In October, battery-maker A123 became the latest government-backed alternative energy firm to file for bankruptcy. The company, which was awarded a $249 million federal grant to build electric car batteries in Michigan, is yet another reminder that even highly subsidized alternative energy sources still have trouble competing with oil, natural gas and coal. That hasn't stopped anti-fossil fuels crusaders from pushing their economically infeasible ideas.
A new campaign to cut off investment in the fossil fuel industry is the latest example of just how far green extremists will go to further their nonsensical agenda. Not only are they putting America's energy security at risk, they are threatening to deal a blow to our already shaky economy.
This ludicrous crusade to attack fossil fuels is run by Bill McKibben, whose group 350.org, is waging war against the fuels that power America. Not content with our government's policy of propping up failing green energy firms, McKibben and company have launched "Do the Math," a campaign that urges churches, universities, pension funds and individuals to sell their investments in companies that produce fossil fuels.
The goofy logic behind this campaign is that, by encouraging divestment in fossil fuels, 350.org can get oil companies to leave 80 percent of known oil, natural gas and coal reserves buried forever and, in the process, slow climate change.
The real goal of the scheme is to put investor-owned oil, natural gas and coal companies out of business. And they are willing to cripple the American economy to do it.
Fossil fuels remain the most efficient, reliable and affordable energy around. They allow average, middle-class Americans to travel, heat their homes and cook their food without paying an arm and a leg for the privilege. The companies that produce the fuels, meanwhile, support millions of American jobs.
Hamstringing these firms will only lead to higher unemployment, higher energy prices and higher trade deficits, not to mention plummeting tax revenues, fuel shortages and mass closings of American factories.
The negative consequences don't stop there. If the divestment movement succeeds in bringing down investor-owned fossil fuel companies, foreign government-owned companies will step in to sell us their fuels -- at a significant markup.
Not only are such government-owned companies immune to silly divestment campaigns, they also have a healthy supply of these fuels.
Today, the 10 companies with the largest oil and gas reserves in the world are all government-owned.
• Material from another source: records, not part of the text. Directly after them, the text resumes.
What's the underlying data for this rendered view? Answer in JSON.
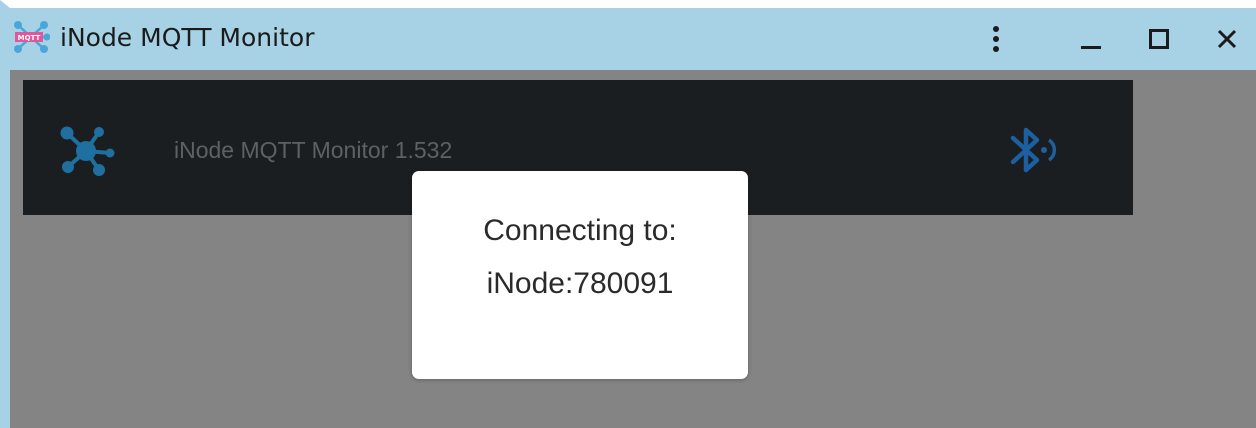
{
  "window": {
    "title": "iNode MQTT Monitor",
    "app_icon_label": "MQTT",
    "controls": {
      "menu_icon": "kebab-menu-icon",
      "minimize_icon": "minimize-icon",
      "maximize_icon": "maximize-icon",
      "close_icon": "close-icon"
    }
  },
  "header": {
    "app_name": "iNode MQTT Monitor 1.532",
    "logo_icon": "network-hub-icon",
    "status_icon": "bluetooth-searching-icon"
  },
  "dialog": {
    "line1": "Connecting to:",
    "line2": "iNode:780091"
  },
  "colors": {
    "titlebar": "#a7d2e5",
    "overlay": "#848484",
    "header_bg": "#1b1e20",
    "hub_blue": "#1f6fa0",
    "bluetooth_blue": "#1d5fa0",
    "dialog_bg": "#ffffff"
  }
}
Together, these firms own 71 percent of proven reserves. By contrast, BP, ExxonMobil and Chevron together have drilling rights to less than 2 percent of proven reserves.
Rather than prompt American consumers to start driving electric vehicles or using alternative energy sources -- solar, nuclear, hydroelectric or biofuels, for instance -- a successful divestment effort would simply force American consumers to get a much bigger chunk of their fossil fuels from government companies in other nations.
The inconvenient truth about alternative energy sources is that they are simply too expensive, too inefficient and too impractical to replace fossil fuels anytime soon. Electric cars, for example, are in their infancy. They remain costly and unable to travel long distances.
The good news is that our dependence on gasoline is already diminishing due to exciting technological advancements and existing government regulations.
According to the U.S. Energy Information Administration, our nation's gasoline consumption peaked at 9.3 million barrels per day in 2007 and averaged about 8.5 million barrels per day in the first quarter of this year. Consumption will no doubt drop further, and electric cars may one day rule the road.
But rather than boycott fossil fuels before a viable alternative exists, we should let consumers judge what energy source best meets their needs. It wasn't a divestment campaign that drove the typewriter and the rotary telephone out of American homes. Similarly, fossil fuels will be replaced only when something better comes along.
In the meantime, middle-class Americans can't afford to go broke just so some political activists can make a point.
Drew Johnson is a senior fellow at the Taxpayers Protection Alliance, or TPA, a nonpartisan, nonprofit educational organization dedicated to a smaller, more responsible government. Visit TPA online at protectingtaxpayers.org.